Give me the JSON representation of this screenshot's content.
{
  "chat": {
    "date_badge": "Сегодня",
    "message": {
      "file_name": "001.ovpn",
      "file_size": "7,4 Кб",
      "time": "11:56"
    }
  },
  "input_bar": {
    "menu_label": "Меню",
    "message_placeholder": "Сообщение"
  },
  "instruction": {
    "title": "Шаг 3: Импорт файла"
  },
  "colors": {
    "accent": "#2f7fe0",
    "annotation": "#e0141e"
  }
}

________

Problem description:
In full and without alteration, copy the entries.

Solution for this problem:
Give me the JSON representation of this screenshot's content.
{
  "chat": {
    "date_badge": "Сегодня",
    "message": {
      "file_name": "001.ovpn",
      "file_size": "7,4 Кб",
      "time": "11:56"
    }
  },
  "input_bar": {
    "menu_label": "Меню",
    "message_placeholder": "Сообщение"
  },
  "instruction": {
    "title": "Шаг 3: Импорт файла"
  },
  "colors": {
    "accent": "#2f7fe0",
    "annotation": "#e0141e"
  }
}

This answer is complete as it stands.